■ Exercise directions ■
Restate all of the entries exactly. Any picture in them should be skipped.
--- Supplied records ---
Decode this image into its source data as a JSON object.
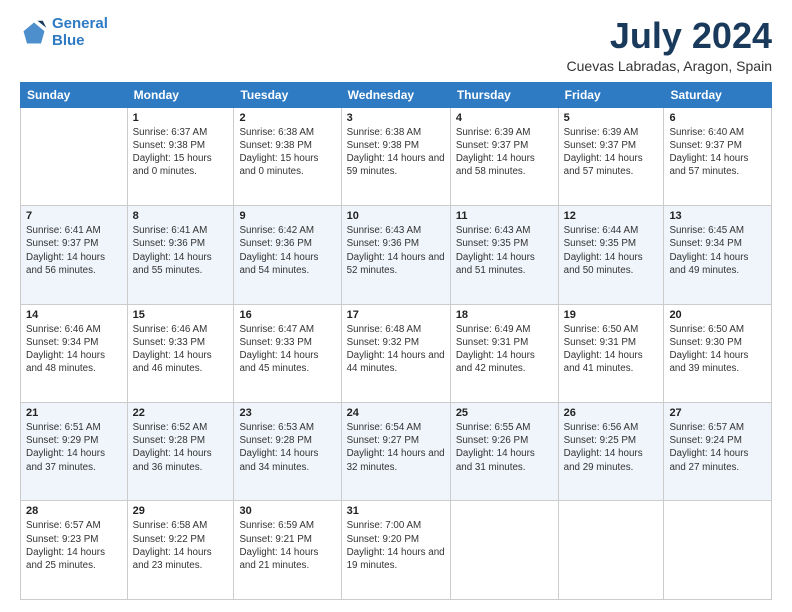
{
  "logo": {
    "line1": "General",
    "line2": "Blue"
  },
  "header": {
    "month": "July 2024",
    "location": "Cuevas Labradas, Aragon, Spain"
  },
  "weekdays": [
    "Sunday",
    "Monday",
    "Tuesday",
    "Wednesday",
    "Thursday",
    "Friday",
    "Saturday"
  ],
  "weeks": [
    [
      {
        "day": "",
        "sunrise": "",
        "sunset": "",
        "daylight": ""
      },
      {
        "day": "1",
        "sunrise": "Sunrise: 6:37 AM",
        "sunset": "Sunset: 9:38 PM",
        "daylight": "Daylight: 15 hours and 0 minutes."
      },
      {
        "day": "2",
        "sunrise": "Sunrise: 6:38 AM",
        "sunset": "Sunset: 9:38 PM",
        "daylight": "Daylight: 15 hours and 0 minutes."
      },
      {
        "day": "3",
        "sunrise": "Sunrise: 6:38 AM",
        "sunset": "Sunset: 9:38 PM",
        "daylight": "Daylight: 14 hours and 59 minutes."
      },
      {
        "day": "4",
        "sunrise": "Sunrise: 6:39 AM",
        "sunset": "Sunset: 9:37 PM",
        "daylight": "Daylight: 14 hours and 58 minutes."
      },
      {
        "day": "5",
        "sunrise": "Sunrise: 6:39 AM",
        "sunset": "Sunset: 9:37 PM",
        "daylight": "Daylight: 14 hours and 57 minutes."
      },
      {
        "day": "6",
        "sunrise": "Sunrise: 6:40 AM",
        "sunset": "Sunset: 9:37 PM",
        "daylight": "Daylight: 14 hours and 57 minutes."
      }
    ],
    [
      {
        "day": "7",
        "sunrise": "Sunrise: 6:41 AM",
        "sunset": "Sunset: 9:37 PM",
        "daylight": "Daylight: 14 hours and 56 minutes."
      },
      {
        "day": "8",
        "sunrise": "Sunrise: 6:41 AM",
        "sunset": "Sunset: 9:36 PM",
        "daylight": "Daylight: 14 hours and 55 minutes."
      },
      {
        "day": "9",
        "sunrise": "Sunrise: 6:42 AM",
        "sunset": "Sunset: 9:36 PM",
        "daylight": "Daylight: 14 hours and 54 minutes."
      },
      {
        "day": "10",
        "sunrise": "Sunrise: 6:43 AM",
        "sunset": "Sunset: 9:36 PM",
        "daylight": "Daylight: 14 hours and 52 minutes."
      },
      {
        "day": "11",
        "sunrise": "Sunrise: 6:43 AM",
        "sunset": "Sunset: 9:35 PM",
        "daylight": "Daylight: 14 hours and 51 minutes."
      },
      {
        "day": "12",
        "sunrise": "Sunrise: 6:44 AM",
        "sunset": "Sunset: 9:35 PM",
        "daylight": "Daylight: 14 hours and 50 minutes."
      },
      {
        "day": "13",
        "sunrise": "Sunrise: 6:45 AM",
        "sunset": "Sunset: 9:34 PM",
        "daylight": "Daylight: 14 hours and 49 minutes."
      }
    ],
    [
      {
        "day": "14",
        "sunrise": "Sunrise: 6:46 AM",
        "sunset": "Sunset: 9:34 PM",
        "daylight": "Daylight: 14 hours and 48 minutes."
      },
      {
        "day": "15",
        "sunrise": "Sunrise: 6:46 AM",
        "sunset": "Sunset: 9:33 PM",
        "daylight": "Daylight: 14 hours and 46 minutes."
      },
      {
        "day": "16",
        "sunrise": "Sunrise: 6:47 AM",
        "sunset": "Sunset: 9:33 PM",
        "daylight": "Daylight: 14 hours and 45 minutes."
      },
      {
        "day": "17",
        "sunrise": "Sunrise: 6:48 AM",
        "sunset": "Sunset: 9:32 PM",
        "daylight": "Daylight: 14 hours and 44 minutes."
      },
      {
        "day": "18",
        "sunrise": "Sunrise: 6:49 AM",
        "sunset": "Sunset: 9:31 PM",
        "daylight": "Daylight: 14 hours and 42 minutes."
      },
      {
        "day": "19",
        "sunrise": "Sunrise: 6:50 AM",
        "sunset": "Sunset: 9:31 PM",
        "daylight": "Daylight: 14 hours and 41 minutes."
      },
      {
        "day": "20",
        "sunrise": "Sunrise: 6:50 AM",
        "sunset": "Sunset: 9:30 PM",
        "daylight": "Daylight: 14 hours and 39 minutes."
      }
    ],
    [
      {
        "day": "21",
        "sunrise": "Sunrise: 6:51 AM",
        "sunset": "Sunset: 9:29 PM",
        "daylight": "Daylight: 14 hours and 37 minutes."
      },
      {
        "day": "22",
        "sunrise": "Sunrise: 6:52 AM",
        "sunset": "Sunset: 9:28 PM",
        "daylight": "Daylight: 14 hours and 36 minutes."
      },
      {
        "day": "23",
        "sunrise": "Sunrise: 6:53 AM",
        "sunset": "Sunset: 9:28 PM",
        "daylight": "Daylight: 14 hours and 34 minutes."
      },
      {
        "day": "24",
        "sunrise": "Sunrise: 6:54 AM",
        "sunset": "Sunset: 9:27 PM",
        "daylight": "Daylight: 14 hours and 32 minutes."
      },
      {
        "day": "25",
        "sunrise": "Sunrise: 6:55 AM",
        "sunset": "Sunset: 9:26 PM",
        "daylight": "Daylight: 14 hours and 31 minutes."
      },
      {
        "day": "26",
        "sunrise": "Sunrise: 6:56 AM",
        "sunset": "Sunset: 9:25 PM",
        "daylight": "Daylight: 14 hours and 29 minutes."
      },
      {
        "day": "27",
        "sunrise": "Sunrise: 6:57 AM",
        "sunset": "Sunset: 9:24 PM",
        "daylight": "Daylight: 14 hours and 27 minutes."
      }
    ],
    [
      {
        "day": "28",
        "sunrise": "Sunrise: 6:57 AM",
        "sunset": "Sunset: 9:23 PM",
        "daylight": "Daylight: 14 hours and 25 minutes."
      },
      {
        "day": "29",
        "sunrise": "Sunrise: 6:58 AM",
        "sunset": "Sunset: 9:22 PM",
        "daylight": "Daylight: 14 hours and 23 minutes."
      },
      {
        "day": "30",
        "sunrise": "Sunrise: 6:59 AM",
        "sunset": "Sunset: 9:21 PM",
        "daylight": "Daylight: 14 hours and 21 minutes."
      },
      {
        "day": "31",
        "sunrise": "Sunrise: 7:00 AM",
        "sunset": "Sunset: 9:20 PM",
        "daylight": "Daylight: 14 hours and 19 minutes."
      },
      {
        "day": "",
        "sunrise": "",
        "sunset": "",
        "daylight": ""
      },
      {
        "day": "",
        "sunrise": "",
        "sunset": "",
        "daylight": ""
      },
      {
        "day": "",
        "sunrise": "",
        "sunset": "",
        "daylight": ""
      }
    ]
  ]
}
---
■ Response ■
Decode this image into its source data as a JSON object.
{
  "logo": {
    "line1": "General",
    "line2": "Blue"
  },
  "header": {
    "month": "July 2024",
    "location": "Cuevas Labradas, Aragon, Spain"
  },
  "weekdays": [
    "Sunday",
    "Monday",
    "Tuesday",
    "Wednesday",
    "Thursday",
    "Friday",
    "Saturday"
  ],
  "weeks": [
    [
      {
        "day": "",
        "sunrise": "",
        "sunset": "",
        "daylight": ""
      },
      {
        "day": "1",
        "sunrise": "Sunrise: 6:37 AM",
        "sunset": "Sunset: 9:38 PM",
        "daylight": "Daylight: 15 hours and 0 minutes."
      },
      {
        "day": "2",
        "sunrise": "Sunrise: 6:38 AM",
        "sunset": "Sunset: 9:38 PM",
        "daylight": "Daylight: 15 hours and 0 minutes."
      },
      {
        "day": "3",
        "sunrise": "Sunrise: 6:38 AM",
        "sunset": "Sunset: 9:38 PM",
        "daylight": "Daylight: 14 hours and 59 minutes."
      },
      {
        "day": "4",
        "sunrise": "Sunrise: 6:39 AM",
        "sunset": "Sunset: 9:37 PM",
        "daylight": "Daylight: 14 hours and 58 minutes."
      },
      {
        "day": "5",
        "sunrise": "Sunrise: 6:39 AM",
        "sunset": "Sunset: 9:37 PM",
        "daylight": "Daylight: 14 hours and 57 minutes."
      },
      {
        "day": "6",
        "sunrise": "Sunrise: 6:40 AM",
        "sunset": "Sunset: 9:37 PM",
        "daylight": "Daylight: 14 hours and 57 minutes."
      }
    ],
    [
      {
        "day": "7",
        "sunrise": "Sunrise: 6:41 AM",
        "sunset": "Sunset: 9:37 PM",
        "daylight": "Daylight: 14 hours and 56 minutes."
      },
      {
        "day": "8",
        "sunrise": "Sunrise: 6:41 AM",
        "sunset": "Sunset: 9:36 PM",
        "daylight": "Daylight: 14 hours and 55 minutes."
      },
      {
        "day": "9",
        "sunrise": "Sunrise: 6:42 AM",
        "sunset": "Sunset: 9:36 PM",
        "daylight": "Daylight: 14 hours and 54 minutes."
      },
      {
        "day": "10",
        "sunrise": "Sunrise: 6:43 AM",
        "sunset": "Sunset: 9:36 PM",
        "daylight": "Daylight: 14 hours and 52 minutes."
      },
      {
        "day": "11",
        "sunrise": "Sunrise: 6:43 AM",
        "sunset": "Sunset: 9:35 PM",
        "daylight": "Daylight: 14 hours and 51 minutes."
      },
      {
        "day": "12",
        "sunrise": "Sunrise: 6:44 AM",
        "sunset": "Sunset: 9:35 PM",
        "daylight": "Daylight: 14 hours and 50 minutes."
      },
      {
        "day": "13",
        "sunrise": "Sunrise: 6:45 AM",
        "sunset": "Sunset: 9:34 PM",
        "daylight": "Daylight: 14 hours and 49 minutes."
      }
    ],
    [
      {
        "day": "14",
        "sunrise": "Sunrise: 6:46 AM",
        "sunset": "Sunset: 9:34 PM",
        "daylight": "Daylight: 14 hours and 48 minutes."
      },
      {
        "day": "15",
        "sunrise": "Sunrise: 6:46 AM",
        "sunset": "Sunset: 9:33 PM",
        "daylight": "Daylight: 14 hours and 46 minutes."
      },
      {
        "day": "16",
        "sunrise": "Sunrise: 6:47 AM",
        "sunset": "Sunset: 9:33 PM",
        "daylight": "Daylight: 14 hours and 45 minutes."
      },
      {
        "day": "17",
        "sunrise": "Sunrise: 6:48 AM",
        "sunset": "Sunset: 9:32 PM",
        "daylight": "Daylight: 14 hours and 44 minutes."
      },
      {
        "day": "18",
        "sunrise": "Sunrise: 6:49 AM",
        "sunset": "Sunset: 9:31 PM",
        "daylight": "Daylight: 14 hours and 42 minutes."
      },
      {
        "day": "19",
        "sunrise": "Sunrise: 6:50 AM",
        "sunset": "Sunset: 9:31 PM",
        "daylight": "Daylight: 14 hours and 41 minutes."
      },
      {
        "day": "20",
        "sunrise": "Sunrise: 6:50 AM",
        "sunset": "Sunset: 9:30 PM",
        "daylight": "Daylight: 14 hours and 39 minutes."
      }
    ],
    [
      {
        "day": "21",
        "sunrise": "Sunrise: 6:51 AM",
        "sunset": "Sunset: 9:29 PM",
        "daylight": "Daylight: 14 hours and 37 minutes."
      },
      {
        "day": "22",
        "sunrise": "Sunrise: 6:52 AM",
        "sunset": "Sunset: 9:28 PM",
        "daylight": "Daylight: 14 hours and 36 minutes."
      },
      {
        "day": "23",
        "sunrise": "Sunrise: 6:53 AM",
        "sunset": "Sunset: 9:28 PM",
        "daylight": "Daylight: 14 hours and 34 minutes."
      },
      {
        "day": "24",
        "sunrise": "Sunrise: 6:54 AM",
        "sunset": "Sunset: 9:27 PM",
        "daylight": "Daylight: 14 hours and 32 minutes."
      },
      {
        "day": "25",
        "sunrise": "Sunrise: 6:55 AM",
        "sunset": "Sunset: 9:26 PM",
        "daylight": "Daylight: 14 hours and 31 minutes."
      },
      {
        "day": "26",
        "sunrise": "Sunrise: 6:56 AM",
        "sunset": "Sunset: 9:25 PM",
        "daylight": "Daylight: 14 hours and 29 minutes."
      },
      {
        "day": "27",
        "sunrise": "Sunrise: 6:57 AM",
        "sunset": "Sunset: 9:24 PM",
        "daylight": "Daylight: 14 hours and 27 minutes."
      }
    ],
    [
      {
        "day": "28",
        "sunrise": "Sunrise: 6:57 AM",
        "sunset": "Sunset: 9:23 PM",
        "daylight": "Daylight: 14 hours and 25 minutes."
      },
      {
        "day": "29",
        "sunrise": "Sunrise: 6:58 AM",
        "sunset": "Sunset: 9:22 PM",
        "daylight": "Daylight: 14 hours and 23 minutes."
      },
      {
        "day": "30",
        "sunrise": "Sunrise: 6:59 AM",
        "sunset": "Sunset: 9:21 PM",
        "daylight": "Daylight: 14 hours and 21 minutes."
      },
      {
        "day": "31",
        "sunrise": "Sunrise: 7:00 AM",
        "sunset": "Sunset: 9:20 PM",
        "daylight": "Daylight: 14 hours and 19 minutes."
      },
      {
        "day": "",
        "sunrise": "",
        "sunset": "",
        "daylight": ""
      },
      {
        "day": "",
        "sunrise": "",
        "sunset": "",
        "daylight": ""
      },
      {
        "day": "",
        "sunrise": "",
        "sunset": "",
        "daylight": ""
      }
    ]
  ]
}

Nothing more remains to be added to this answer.